[LISTED RECORDS]
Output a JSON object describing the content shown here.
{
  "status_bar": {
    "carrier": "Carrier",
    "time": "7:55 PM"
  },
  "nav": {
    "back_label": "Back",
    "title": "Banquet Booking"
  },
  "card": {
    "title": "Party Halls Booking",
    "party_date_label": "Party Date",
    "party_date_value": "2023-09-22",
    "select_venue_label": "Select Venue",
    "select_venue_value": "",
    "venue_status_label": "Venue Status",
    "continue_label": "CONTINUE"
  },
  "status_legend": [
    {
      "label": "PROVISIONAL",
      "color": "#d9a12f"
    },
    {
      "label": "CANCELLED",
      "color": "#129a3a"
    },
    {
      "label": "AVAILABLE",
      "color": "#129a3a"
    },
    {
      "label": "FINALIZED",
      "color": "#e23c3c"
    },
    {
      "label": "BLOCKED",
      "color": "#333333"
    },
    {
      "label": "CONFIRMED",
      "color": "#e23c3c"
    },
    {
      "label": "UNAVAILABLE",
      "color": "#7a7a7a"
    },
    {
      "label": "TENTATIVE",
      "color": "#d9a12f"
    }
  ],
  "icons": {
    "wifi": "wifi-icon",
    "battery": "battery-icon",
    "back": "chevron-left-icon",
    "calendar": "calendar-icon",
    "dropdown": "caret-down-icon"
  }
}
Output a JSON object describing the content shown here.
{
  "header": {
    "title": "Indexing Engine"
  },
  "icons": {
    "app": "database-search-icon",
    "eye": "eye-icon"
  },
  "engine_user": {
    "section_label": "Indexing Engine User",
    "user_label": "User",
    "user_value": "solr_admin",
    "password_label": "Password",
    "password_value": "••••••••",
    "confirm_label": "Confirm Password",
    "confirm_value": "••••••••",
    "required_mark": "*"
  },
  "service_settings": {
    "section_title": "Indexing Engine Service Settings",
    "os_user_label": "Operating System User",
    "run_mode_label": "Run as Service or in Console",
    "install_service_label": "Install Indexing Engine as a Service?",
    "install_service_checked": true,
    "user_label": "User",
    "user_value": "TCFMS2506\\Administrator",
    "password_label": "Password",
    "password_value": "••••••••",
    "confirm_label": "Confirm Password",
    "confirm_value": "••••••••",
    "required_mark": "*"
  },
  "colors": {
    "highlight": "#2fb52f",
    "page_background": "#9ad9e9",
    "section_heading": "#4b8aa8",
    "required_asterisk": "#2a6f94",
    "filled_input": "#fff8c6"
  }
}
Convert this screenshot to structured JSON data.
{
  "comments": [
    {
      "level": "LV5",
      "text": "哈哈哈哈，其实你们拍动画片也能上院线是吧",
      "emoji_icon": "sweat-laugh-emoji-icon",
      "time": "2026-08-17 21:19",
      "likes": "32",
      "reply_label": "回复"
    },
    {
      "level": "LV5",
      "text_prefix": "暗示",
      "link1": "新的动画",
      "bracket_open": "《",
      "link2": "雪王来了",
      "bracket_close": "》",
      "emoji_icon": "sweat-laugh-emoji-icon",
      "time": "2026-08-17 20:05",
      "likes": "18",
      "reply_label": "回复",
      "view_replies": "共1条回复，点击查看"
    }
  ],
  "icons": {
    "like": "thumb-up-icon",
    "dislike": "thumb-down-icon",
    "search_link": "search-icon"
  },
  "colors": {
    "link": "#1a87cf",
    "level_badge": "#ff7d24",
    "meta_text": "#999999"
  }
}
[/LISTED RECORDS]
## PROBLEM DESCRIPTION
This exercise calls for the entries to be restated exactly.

## TASK SOLUTION
Output a JSON object describing the content shown here.
{
  "status_bar": {
    "carrier": "Carrier",
    "time": "7:55 PM"
  },
  "nav": {
    "back_label": "Back",
    "title": "Banquet Booking"
  },
  "card": {
    "title": "Party Halls Booking",
    "party_date_label": "Party Date",
    "party_date_value": "2023-09-22",
    "select_venue_label": "Select Venue",
    "select_venue_value": "",
    "venue_status_label": "Venue Status",
    "continue_label": "CONTINUE"
  },
  "status_legend": [
    {
      "label": "PROVISIONAL",
      "color": "#d9a12f"
    },
    {
      "label": "CANCELLED",
      "color": "#129a3a"
    },
    {
      "label": "AVAILABLE",
      "color": "#129a3a"
    },
    {
      "label": "FINALIZED",
      "color": "#e23c3c"
    },
    {
      "label": "BLOCKED",
      "color": "#333333"
    },
    {
      "label": "CONFIRMED",
      "color": "#e23c3c"
    },
    {
      "label": "UNAVAILABLE",
      "color": "#7a7a7a"
    },
    {
      "label": "TENTATIVE",
      "color": "#d9a12f"
    }
  ],
  "icons": {
    "wifi": "wifi-icon",
    "battery": "battery-icon",
    "back": "chevron-left-icon",
    "calendar": "calendar-icon",
    "dropdown": "caret-down-icon"
  }
}
Output a JSON object describing the content shown here.
{
  "header": {
    "title": "Indexing Engine"
  },
  "icons": {
    "app": "database-search-icon",
    "eye": "eye-icon"
  },
  "engine_user": {
    "section_label": "Indexing Engine User",
    "user_label": "User",
    "user_value": "solr_admin",
    "password_label": "Password",
    "password_value": "••••••••",
    "confirm_label": "Confirm Password",
    "confirm_value": "••••••••",
    "required_mark": "*"
  },
  "service_settings": {
    "section_title": "Indexing Engine Service Settings",
    "os_user_label": "Operating System User",
    "run_mode_label": "Run as Service or in Console",
    "install_service_label": "Install Indexing Engine as a Service?",
    "install_service_checked": true,
    "user_label": "User",
    "user_value": "TCFMS2506\\Administrator",
    "password_label": "Password",
    "password_value": "••••••••",
    "confirm_label": "Confirm Password",
    "confirm_value": "••••••••",
    "required_mark": "*"
  },
  "colors": {
    "highlight": "#2fb52f",
    "page_background": "#9ad9e9",
    "section_heading": "#4b8aa8",
    "required_asterisk": "#2a6f94",
    "filled_input": "#fff8c6"
  }
}
Convert this screenshot to structured JSON data.
{
  "comments": [
    {
      "level": "LV5",
      "text": "哈哈哈哈，其实你们拍动画片也能上院线是吧",
      "emoji_icon": "sweat-laugh-emoji-icon",
      "time": "2026-08-17 21:19",
      "likes": "32",
      "reply_label": "回复"
    },
    {
      "level": "LV5",
      "text_prefix": "暗示",
      "link1": "新的动画",
      "bracket_open": "《",
      "link2": "雪王来了",
      "bracket_close": "》",
      "emoji_icon": "sweat-laugh-emoji-icon",
      "time": "2026-08-17 20:05",
      "likes": "18",
      "reply_label": "回复",
      "view_replies": "共1条回复，点击查看"
    }
  ],
  "icons": {
    "like": "thumb-up-icon",
    "dislike": "thumb-down-icon",
    "search_link": "search-icon"
  },
  "colors": {
    "link": "#1a87cf",
    "level_badge": "#ff7d24",
    "meta_text": "#999999"
  }
}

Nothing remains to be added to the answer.